At this time, there are no supported treatments for the immediate aftereffects of trauma. Consequently, here are some general recommendations that I offer in my own practice for how to help someone immediately following trauma.
- 1. Let the person know you care about them and will be there to offer emotional and/or practical support. People who have been traumatized may feel numb or over-stimulated. They may want to withdraw from things, finding even mundane tasks such as grocery shopping overwhelming, or they may want nothing more than to engage in the basic building blocks of daily living as a way to ground themselves, to have structure, and to cope with what they’ve experienced. Whatever their needs, let them know you’re there for them and offer your assistance while also being prepared to back off. My impression from speaking with the sister of the woman who had recently lost her husband is that this woman was fortunate to have such a supportive family.
- 2.) Consider identifying names of mental health services and therapists in the community but don’t pressure the person to enter into treatment before he or she is ready. Simply let them know you have a list of resources and can help them set up an appointment if they want to take that step. That said, there are two stages through which traumatic stress can become a diagnosable condition for which there are effective treatments:
- A.) Within one month of the trauma, a person may develop what’s called Acute Stress Disorder (ASD). Fortunately, there are effective treatments for ASD. These treatments are relatively brief, often between 5-9 sessions; consequently, it may be worthwhile to have some therapists lined up who know how to effectively treat ASD.
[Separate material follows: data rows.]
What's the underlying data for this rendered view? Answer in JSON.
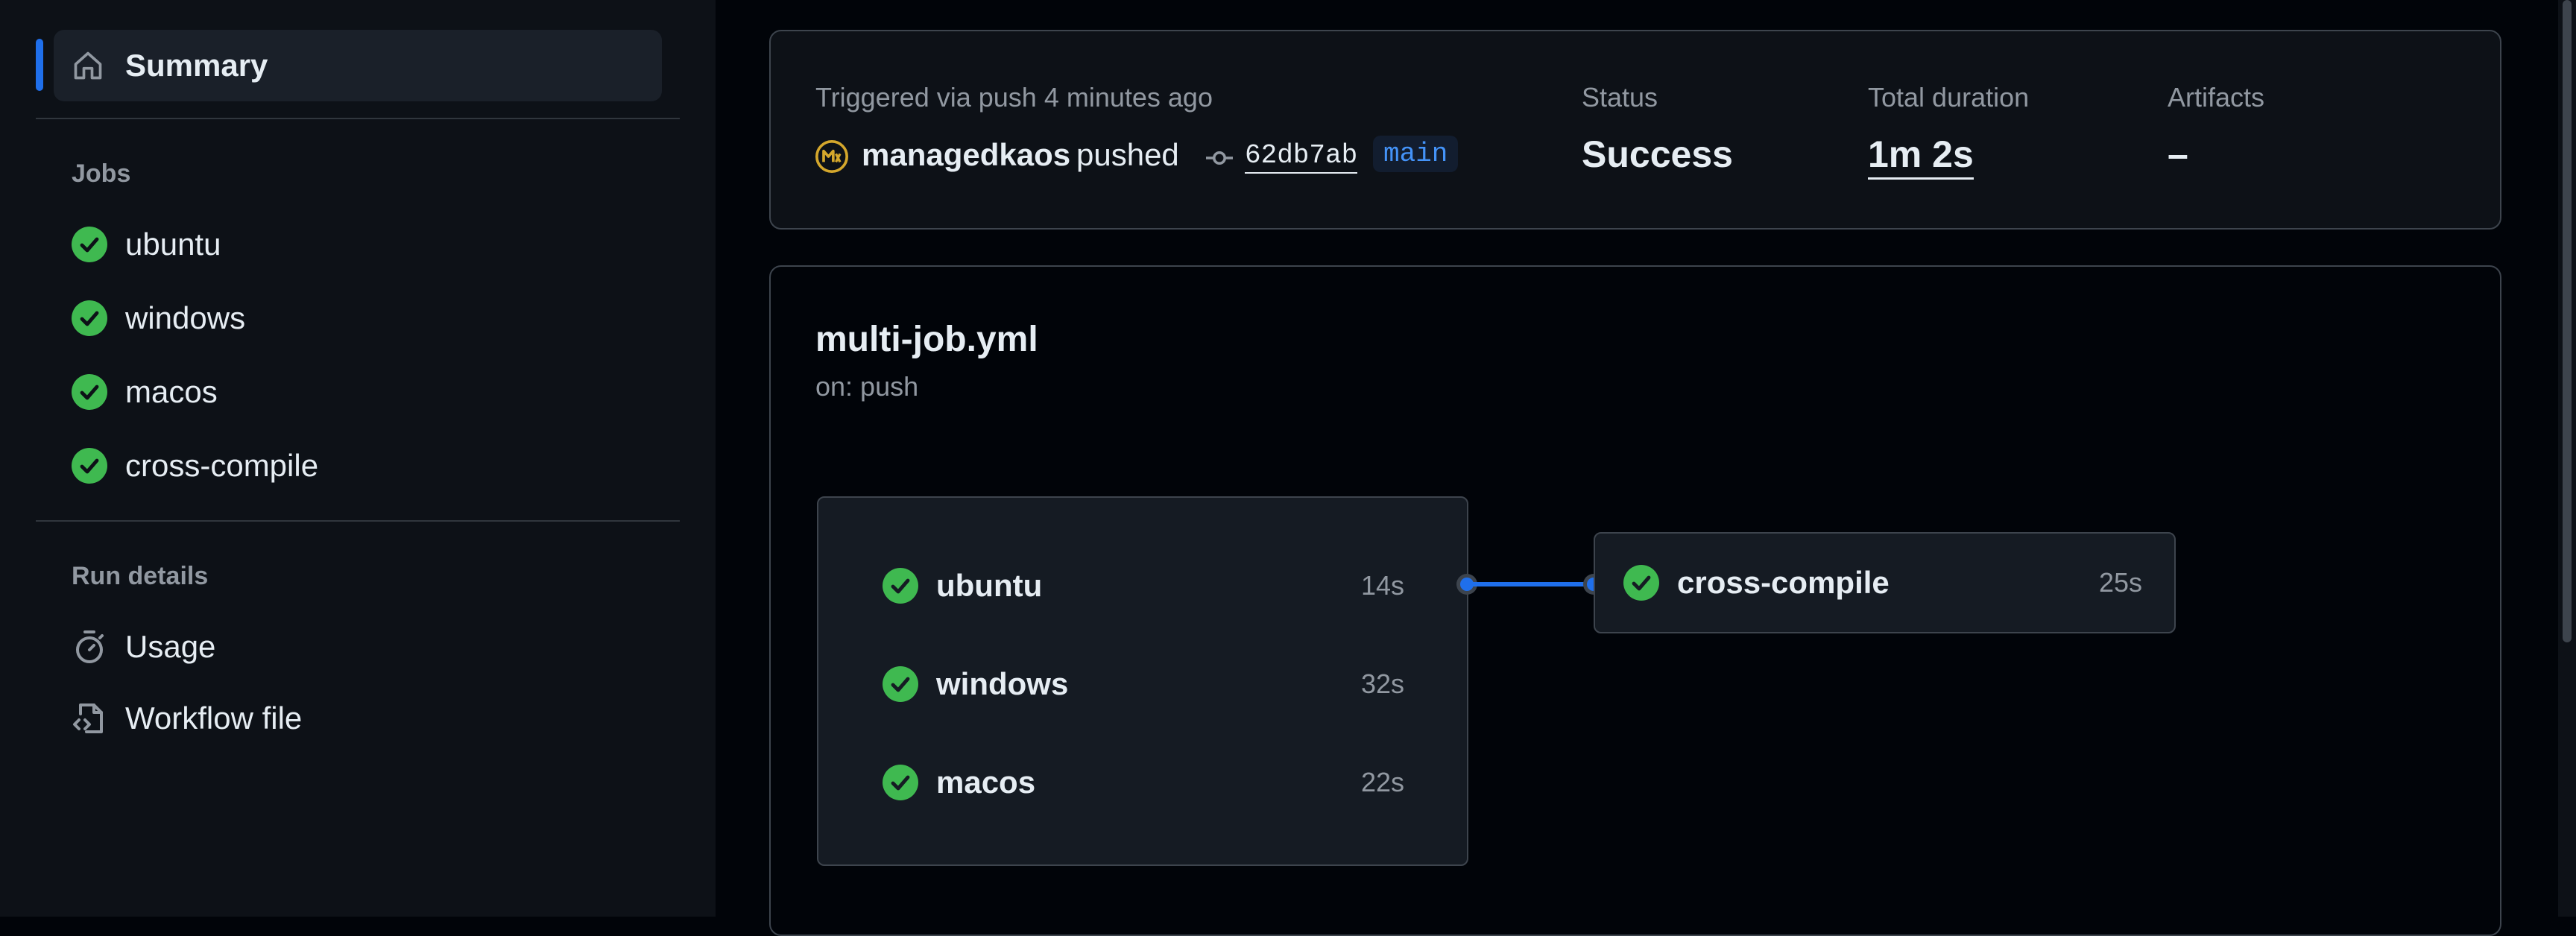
{
  "sidebar": {
    "summary_label": "Summary",
    "jobs_heading": "Jobs",
    "jobs": [
      {
        "label": "ubuntu"
      },
      {
        "label": "windows"
      },
      {
        "label": "macos"
      },
      {
        "label": "cross-compile"
      }
    ],
    "run_details_heading": "Run details",
    "details": [
      {
        "label": "Usage",
        "icon": "stopwatch-icon"
      },
      {
        "label": "Workflow file",
        "icon": "file-code-icon"
      }
    ]
  },
  "run": {
    "trigger_text": "Triggered via push 4 minutes ago",
    "actor": "managedkaos",
    "action": "pushed",
    "commit": "62db7ab",
    "branch": "main",
    "status_label": "Status",
    "status_value": "Success",
    "duration_label": "Total duration",
    "duration_value": "1m 2s",
    "artifacts_label": "Artifacts",
    "artifacts_value": "–"
  },
  "workflow": {
    "file": "multi-job.yml",
    "trigger": "on: push",
    "group_jobs": [
      {
        "name": "ubuntu",
        "duration": "14s"
      },
      {
        "name": "windows",
        "duration": "32s"
      },
      {
        "name": "macos",
        "duration": "22s"
      }
    ],
    "dependent_job": {
      "name": "cross-compile",
      "duration": "25s"
    }
  },
  "colors": {
    "success": "#3fb950",
    "accent": "#1f6feb",
    "link": "#4493f8",
    "avatar": "#d4a72c"
  }
}
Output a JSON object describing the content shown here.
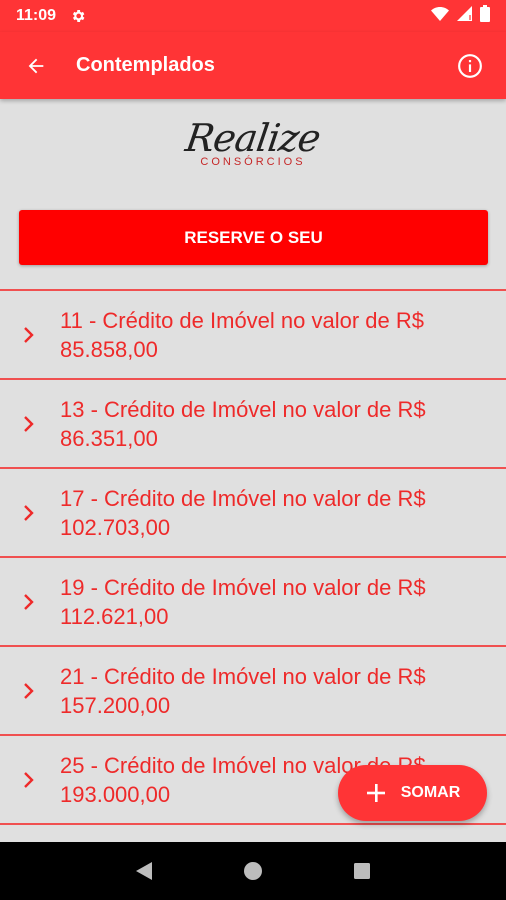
{
  "status_bar": {
    "time": "11:09",
    "icons": [
      "gear-icon",
      "wifi-icon",
      "signal-icon",
      "battery-icon"
    ]
  },
  "app_bar": {
    "title": "Contemplados",
    "back_icon": "arrow-left-icon",
    "info_icon": "info-icon"
  },
  "logo": {
    "name": "Realize",
    "subtitle": "CONSÓRCIOS"
  },
  "reserve_button": {
    "label": "RESERVE O SEU"
  },
  "items": [
    {
      "label": "11 - Crédito de Imóvel no valor de R$ 85.858,00"
    },
    {
      "label": "13 - Crédito de Imóvel no valor de R$ 86.351,00"
    },
    {
      "label": "17 - Crédito de Imóvel no valor de R$ 102.703,00"
    },
    {
      "label": "19 - Crédito de Imóvel no valor de R$ 112.621,00"
    },
    {
      "label": "21 - Crédito de Imóvel no valor de R$ 157.200,00"
    },
    {
      "label": "25 - Crédito de Imóvel no valor de R$ 193.000,00"
    }
  ],
  "fab": {
    "label": "SOMAR",
    "icon": "plus-icon"
  },
  "nav_bar": {
    "buttons": [
      "back-triangle-icon",
      "home-circle-icon",
      "recents-square-icon"
    ]
  },
  "colors": {
    "primary": "#ff3436",
    "accent_button": "#ff0000",
    "item_text": "#ee2a2a",
    "background": "#e0e0e0"
  }
}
- B.) About 80% of people with Acute Stress Disorder may eventually develop PTSD. PTSD may only be diagnosed if problems persist for more than one month. (Click here for a brief description of PTSD.) If the person is still struggling, an assessment by a qualified trauma therapist may be prudent. Research support for effective PTSD treatments such as Prolonged Exposure and Cognitive Processing Therapy is even stronger than for ASD.
In summary, there are no known evidence-based treatments for trauma survivors in the immediate aftermath of trauma. Survivors may benefit from supportive counseling, but there is no evidence that psychological debriefing treatments such as Critical Incident Stress Debriefing are helpful; in fact, there is some evidence debriefing is harmful. There are, however, effective treatments for Acute Stress Disorder and PTSD In the meantime, what trauma survivors may need most in the beginning stages of their recovery are not treatment but the love and support of those around them.